Multi-layered drone defenses have been tested by DARPA recently, who recently demonstrated a vehicle-mounted system that can rapidly deploy a combination of high-power microwave and kinetic capture weapons designed to disable drones without destroying them outright. By bringing these drones to the ground intact, these systems allow investigators to forensically examine hostile drones and potentially identify their origin or better assess the risks they pose, enabling the development of more precise countermeasures to defeat them.
It's important to note that the particular mix of net projectiles and jammers seen in Brussels are really only useful against low-density, very low-end threats, such as a single quadcopter, and would not be highly effective against a drone swarm or against more advanced types of unmanned aerial vehicles, including small fixed wing types that travel at greater speeds and can be autonomous in nature. It's also worth mentioning we don't know what other anti-drone systems may have been providing cover for the meeting.
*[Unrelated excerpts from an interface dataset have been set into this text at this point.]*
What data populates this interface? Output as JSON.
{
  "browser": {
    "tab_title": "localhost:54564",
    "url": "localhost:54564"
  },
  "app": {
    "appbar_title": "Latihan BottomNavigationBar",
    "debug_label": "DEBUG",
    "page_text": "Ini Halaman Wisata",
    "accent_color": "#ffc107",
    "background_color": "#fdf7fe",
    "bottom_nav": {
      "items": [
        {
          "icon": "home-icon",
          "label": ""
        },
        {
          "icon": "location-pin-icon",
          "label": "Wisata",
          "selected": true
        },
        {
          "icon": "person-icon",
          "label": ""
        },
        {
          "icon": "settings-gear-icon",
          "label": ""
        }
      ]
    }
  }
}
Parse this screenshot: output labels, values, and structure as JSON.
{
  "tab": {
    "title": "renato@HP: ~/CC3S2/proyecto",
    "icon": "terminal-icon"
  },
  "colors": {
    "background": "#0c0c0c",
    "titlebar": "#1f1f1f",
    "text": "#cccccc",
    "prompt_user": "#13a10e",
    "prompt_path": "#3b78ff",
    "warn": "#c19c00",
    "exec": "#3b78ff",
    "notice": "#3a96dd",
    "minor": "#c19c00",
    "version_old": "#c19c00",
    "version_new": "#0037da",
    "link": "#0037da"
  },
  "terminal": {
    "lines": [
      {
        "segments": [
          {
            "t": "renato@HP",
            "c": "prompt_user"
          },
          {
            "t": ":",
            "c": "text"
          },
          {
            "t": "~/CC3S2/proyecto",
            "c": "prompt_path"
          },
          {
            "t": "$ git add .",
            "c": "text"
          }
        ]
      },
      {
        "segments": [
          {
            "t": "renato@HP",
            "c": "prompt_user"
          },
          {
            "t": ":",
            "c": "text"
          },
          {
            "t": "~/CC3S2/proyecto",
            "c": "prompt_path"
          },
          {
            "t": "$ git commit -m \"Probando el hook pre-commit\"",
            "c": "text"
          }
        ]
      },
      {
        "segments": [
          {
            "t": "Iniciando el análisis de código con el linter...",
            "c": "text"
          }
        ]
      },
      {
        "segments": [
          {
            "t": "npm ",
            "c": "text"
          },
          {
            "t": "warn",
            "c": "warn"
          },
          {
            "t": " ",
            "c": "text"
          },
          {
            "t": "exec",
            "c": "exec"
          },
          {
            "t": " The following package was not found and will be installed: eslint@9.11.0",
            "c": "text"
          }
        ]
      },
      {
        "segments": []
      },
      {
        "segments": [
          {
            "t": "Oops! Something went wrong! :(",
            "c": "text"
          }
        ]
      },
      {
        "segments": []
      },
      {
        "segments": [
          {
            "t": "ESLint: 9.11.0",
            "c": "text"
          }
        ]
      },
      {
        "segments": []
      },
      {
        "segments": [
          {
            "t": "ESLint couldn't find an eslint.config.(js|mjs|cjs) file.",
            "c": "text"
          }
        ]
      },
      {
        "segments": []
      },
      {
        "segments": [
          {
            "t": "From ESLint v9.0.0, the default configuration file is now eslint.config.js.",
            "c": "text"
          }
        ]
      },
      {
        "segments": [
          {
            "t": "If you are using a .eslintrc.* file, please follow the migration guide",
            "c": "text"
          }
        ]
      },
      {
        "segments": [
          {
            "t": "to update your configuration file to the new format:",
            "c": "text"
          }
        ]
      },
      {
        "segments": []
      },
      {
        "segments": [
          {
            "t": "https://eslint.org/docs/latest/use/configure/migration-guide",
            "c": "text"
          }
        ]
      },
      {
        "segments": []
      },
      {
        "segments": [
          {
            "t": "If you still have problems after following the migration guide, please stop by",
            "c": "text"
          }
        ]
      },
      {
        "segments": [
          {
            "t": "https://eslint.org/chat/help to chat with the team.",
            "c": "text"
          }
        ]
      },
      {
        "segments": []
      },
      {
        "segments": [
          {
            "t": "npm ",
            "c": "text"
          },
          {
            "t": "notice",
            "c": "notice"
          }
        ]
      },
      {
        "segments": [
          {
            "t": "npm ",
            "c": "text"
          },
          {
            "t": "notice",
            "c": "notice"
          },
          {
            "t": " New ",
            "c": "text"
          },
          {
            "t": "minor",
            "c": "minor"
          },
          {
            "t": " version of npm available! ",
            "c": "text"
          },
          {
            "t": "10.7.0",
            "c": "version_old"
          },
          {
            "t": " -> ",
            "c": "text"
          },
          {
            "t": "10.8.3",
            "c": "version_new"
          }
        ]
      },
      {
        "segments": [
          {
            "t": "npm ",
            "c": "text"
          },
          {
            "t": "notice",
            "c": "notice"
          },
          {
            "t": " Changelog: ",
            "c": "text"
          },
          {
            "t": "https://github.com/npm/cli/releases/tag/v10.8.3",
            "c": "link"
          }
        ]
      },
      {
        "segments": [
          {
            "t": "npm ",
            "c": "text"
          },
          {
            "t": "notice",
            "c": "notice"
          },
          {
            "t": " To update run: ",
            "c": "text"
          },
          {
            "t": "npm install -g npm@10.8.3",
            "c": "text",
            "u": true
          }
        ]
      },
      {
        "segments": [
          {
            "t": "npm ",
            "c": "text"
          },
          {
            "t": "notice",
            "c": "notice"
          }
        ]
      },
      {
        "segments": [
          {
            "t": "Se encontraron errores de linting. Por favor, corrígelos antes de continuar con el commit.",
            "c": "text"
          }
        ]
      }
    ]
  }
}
Nevertheless, the combination of the two weapons seen carried by Belgian Federal Police in Brussels makes for something of a very low-end layered drone defense of sorts, one that could quickly respond to simple threats while remaining portable enough to be used by roving security details. In the future, far more advanced defenses—likely including RF jamming, kinetic systems, and directed energy weapons—will need to be layered into the equation to adequately defend against rapidly proliferating far more capable drones that would be employed en-masse during an attack.
Contact the author: Brett@TheDrive.com